The task: From the records that follow, copy every line in which "JSON" appears.

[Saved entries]

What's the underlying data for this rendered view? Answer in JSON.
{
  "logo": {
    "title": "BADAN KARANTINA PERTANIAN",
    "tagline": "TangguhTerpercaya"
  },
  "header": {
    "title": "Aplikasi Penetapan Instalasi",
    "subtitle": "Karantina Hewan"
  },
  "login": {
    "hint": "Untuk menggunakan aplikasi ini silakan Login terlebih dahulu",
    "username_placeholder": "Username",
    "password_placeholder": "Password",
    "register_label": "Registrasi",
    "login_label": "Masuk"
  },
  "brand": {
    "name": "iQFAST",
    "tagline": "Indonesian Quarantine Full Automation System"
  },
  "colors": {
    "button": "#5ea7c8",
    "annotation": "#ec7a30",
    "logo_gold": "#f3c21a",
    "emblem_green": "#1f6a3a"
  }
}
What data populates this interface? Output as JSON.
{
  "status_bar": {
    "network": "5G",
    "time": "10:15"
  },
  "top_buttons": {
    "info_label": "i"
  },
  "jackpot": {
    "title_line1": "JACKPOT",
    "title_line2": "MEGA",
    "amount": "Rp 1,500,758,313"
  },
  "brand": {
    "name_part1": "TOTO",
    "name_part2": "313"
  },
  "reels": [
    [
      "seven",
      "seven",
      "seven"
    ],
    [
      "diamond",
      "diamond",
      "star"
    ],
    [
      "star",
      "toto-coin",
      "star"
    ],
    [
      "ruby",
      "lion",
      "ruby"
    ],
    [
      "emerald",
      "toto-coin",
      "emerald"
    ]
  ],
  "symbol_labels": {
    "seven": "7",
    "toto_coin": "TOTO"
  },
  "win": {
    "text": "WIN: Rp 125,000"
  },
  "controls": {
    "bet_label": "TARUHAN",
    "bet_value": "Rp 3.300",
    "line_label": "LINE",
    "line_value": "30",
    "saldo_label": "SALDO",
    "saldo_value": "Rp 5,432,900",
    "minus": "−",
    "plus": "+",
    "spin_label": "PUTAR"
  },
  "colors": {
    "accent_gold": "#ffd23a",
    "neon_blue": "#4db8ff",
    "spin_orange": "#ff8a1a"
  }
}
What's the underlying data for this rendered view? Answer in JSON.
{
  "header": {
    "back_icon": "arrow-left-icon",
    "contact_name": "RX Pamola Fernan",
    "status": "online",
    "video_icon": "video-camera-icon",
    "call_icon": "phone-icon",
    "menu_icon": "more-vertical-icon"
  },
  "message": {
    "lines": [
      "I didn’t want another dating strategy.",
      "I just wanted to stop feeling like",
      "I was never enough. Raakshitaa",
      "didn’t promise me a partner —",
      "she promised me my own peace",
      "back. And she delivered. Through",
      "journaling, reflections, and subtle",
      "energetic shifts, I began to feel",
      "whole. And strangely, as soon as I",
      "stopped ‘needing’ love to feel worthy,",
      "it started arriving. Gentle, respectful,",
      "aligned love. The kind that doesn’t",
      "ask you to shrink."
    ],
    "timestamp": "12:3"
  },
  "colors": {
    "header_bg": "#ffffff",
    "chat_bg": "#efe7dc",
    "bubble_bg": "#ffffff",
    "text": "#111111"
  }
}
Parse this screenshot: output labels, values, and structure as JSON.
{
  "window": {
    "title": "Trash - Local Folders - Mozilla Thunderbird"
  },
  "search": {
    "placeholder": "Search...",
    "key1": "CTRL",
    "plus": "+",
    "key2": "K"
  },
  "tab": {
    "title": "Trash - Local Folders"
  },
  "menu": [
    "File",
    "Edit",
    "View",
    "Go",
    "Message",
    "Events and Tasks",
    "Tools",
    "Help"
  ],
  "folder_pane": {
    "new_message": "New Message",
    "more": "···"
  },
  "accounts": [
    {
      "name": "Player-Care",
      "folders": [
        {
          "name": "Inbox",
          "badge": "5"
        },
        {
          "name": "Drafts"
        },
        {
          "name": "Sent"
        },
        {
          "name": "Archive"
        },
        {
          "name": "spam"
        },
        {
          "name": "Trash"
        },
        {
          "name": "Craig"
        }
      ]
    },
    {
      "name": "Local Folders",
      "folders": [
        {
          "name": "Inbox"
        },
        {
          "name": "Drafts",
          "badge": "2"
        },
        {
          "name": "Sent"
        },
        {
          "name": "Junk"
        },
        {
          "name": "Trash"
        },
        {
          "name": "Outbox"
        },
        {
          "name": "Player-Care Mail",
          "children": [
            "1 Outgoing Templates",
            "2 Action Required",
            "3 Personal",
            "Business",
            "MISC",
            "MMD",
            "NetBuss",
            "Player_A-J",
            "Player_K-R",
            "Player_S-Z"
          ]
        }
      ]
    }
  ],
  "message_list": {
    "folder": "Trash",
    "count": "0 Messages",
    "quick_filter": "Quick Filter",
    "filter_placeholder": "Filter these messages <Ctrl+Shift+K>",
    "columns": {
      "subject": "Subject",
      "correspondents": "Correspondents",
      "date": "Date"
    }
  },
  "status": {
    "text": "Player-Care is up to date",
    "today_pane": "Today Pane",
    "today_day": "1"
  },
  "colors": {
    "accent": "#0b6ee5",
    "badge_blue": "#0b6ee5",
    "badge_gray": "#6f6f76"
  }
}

Result of the task:
What's the underlying data for this rendered view? Answer in JSON.
What data populates this interface? Output as JSON.
What's the underlying data for this rendered view? Answer in JSON.
Parse this screenshot: output labels, values, and structure as JSON.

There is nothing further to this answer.